In the interests of full disclosure, I am good friends with the author and have the pleasure of seeing these books from inception  to publication. But I can say without bias that Kallie George’s two greatest gifts as an author are invention and turns of phrase. This is a series populated with fairy horses, magical eggs, grimalkins (aka magic kittens) and more. Clover’s job feels totally plausible (mucking out stalls, preparing food, looking after the adoption book), but is made delightful by a few clever, creative twists. George’s light but assured tone coupled with her imagination brings to mind Cynthia Rylant’s work, particularly The Van Gogh Cafe

There is an assumption that all children love goofy, uproarious, gross-out humour and that this is the only way to hook a child on reading. This is a bit reductive, and I believe children also respond to invention. Who doesn’t love to be delighted? I can’t think of another series more winsome or delightful. There are definitely moments of humour in The Enchanted Egg, but it’s a gentler comedy, one based on word play (fairy-spitting fickle corns!) and classic fairy-tale charm. The fun extends to the official website, featuring activities, a cast of magical creatures, and many cute extras.

Magical creatures are always of interest, but I believe that we’re about to reach fever pitch next year with the film release of Fantastic Beasts and Where to Find Them, the next installment in the beloved Harry Potter franchise. This is a great family read-aloud or series for newly independent readers who can’t get enough of animals, magical creatures, or have enjoyed Pip Bartlett’s Guide to Magical Creatures by Jackson Pearce, illustrated by Maggie Stiefvater. The first book, Clover’s Luck, is a finalist for the 2016 Silver Birch Express and Kallie will be on tour in Ontario during Canadian Children’s Book Week in May 2016.

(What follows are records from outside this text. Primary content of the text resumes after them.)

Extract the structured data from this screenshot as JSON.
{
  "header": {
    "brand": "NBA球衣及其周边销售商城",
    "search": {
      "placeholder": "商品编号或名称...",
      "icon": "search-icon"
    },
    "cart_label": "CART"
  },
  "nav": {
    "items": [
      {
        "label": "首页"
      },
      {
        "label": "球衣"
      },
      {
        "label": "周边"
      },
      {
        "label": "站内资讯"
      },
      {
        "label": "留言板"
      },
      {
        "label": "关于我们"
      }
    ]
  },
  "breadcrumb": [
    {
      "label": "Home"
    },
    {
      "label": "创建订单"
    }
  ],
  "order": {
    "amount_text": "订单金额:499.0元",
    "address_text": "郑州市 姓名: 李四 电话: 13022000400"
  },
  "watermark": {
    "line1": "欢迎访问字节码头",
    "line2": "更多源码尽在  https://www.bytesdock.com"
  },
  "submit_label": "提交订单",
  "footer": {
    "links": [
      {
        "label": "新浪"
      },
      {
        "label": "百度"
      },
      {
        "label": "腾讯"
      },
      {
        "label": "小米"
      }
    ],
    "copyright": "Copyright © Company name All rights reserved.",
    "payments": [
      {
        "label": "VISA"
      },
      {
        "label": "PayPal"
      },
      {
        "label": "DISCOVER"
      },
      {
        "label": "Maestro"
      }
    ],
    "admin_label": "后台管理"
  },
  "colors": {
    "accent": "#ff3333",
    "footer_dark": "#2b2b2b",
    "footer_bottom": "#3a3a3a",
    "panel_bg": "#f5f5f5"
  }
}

Magical Animal Adoption Agency #2: The Enchanted Egg is available now from Disney Hyperion (in the US) and Harper Collins Canada.